Stars: Heather Langenkamp, Johnny Depp, Robert Englund
A Nightmare on Elm Street (1984) took audiences by storm when it released. Written and directed by Wes Craven, it made horror film history; not just by being a disturbing and truly memorable film but by being clearly ahead of its time in its fundamental plot and meta-artistic innuendos.
Who would have imagined that the great Johnny Depp featured in this early movie as a young boy! And John Saxon as well (of Enter the Dragon (1973) fame) plays a lead role. Yet with no legendary actors, and a very simple plot, the film manages to make a huge impact on audiences and film critics alike.
Wes Craven almost created a new genre, and many Hollywood blockbusters took a cue from this film in the decades that followed. With a 7.5 score on IMDB the film holds its ground against many masterpieces in its genre.
The story centers around a group of teenagers who are hunted and killed by a serial killer. Sounds plain enough. But here’s the twist; all the killings happen as they sleep and in their dreams. What happens in their dreams manifests partially in their reality.

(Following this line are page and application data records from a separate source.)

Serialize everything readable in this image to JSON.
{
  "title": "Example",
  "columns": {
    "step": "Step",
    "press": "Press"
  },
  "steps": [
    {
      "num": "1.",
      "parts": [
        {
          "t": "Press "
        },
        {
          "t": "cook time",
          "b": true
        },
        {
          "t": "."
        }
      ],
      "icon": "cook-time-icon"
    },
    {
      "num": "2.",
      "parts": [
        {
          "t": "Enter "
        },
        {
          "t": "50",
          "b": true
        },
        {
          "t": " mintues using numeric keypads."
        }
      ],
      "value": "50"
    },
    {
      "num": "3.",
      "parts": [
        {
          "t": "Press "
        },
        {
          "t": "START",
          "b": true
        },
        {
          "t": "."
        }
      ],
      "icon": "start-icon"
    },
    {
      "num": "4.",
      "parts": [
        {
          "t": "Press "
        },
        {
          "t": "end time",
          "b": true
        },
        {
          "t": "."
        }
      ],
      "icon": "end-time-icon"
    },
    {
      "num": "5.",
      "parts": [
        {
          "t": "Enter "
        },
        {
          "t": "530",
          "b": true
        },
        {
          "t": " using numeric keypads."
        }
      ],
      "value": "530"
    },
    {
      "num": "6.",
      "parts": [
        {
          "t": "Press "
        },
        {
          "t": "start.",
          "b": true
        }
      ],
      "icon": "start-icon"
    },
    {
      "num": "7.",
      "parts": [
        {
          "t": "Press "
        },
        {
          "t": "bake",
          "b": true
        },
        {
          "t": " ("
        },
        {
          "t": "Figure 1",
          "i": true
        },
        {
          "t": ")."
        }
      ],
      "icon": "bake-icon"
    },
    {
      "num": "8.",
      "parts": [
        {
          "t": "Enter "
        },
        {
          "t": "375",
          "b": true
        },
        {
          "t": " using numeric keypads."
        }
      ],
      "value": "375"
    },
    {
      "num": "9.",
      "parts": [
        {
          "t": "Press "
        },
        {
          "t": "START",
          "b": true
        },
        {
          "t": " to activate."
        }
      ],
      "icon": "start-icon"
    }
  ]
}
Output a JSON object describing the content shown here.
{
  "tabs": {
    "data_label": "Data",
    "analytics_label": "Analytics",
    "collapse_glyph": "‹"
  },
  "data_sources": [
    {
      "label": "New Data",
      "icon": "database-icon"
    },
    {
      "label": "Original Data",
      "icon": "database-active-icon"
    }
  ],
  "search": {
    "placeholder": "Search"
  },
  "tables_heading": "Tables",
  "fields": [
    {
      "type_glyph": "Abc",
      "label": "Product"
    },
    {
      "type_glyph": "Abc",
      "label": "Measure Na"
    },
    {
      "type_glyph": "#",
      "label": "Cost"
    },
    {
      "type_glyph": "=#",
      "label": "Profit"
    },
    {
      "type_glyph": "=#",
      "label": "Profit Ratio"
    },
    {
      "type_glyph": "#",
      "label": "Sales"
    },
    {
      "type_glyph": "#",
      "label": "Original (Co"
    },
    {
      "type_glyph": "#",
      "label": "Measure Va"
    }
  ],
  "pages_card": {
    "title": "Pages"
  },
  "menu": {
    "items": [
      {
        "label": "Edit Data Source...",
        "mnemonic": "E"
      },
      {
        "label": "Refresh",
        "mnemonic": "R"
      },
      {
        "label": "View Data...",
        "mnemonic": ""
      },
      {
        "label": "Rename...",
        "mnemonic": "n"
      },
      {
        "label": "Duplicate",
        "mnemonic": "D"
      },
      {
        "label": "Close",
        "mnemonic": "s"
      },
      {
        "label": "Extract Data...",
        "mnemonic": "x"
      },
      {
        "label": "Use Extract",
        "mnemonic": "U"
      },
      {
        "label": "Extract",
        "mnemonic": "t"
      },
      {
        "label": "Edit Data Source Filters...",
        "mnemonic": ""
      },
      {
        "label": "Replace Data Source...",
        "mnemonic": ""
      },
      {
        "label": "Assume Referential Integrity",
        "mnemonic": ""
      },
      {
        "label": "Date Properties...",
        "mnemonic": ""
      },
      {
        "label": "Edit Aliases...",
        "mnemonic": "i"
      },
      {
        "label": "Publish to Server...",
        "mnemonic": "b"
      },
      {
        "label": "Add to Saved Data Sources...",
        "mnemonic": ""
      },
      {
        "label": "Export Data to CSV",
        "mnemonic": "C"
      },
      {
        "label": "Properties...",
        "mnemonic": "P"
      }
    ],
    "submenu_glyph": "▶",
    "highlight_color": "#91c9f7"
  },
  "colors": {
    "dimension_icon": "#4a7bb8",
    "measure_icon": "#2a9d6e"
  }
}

The story unfolds to reveal that the gruesome killer, who is quite a frightful spectre burnt all over; wearing strange shabby clothes and having a gloved hand with slender claws, was a child killer who was arrested and then released because they couldn’t find the perfect evidence needed. When the law didn’t work, the angry mob burnt him alive. Now his spirit seeks revenge on their children.
They fear sleeping because he comes to them in their dreams. The others only gradually begin to realize as the killings happen that the murderer is not someone they can chase or arrest or kill; he is a wraith operating on a plane they cannot even comprehend. He murders by strangling, by smothering, by slashing, and he gets away each time; in one scene even disappearing with his victim “into the bed”. An attempt to lure the killer into the real world partially succeeds and some headway is made (setting him on fire again), but he eludes them again and, as the movie closes, seems to have the final word.
The movie plays heavily on the idea of mixing the dream world and the real world
The movie plays heavily on the idea of mixing the dream world and the real world; making everything confusing for the characters and viewers alike. It had almost no precedent in terms of blending horror, serial killer, fantasy, psychology and science-fiction of sorts. Many far more complex and sophisticated movies followed in its footsteps but in many ways it’s A Nightmare on Elm Street that laid the foundation for an entirely new treatment of the horror genre and opened doors to wider worlds of imagination and artistry.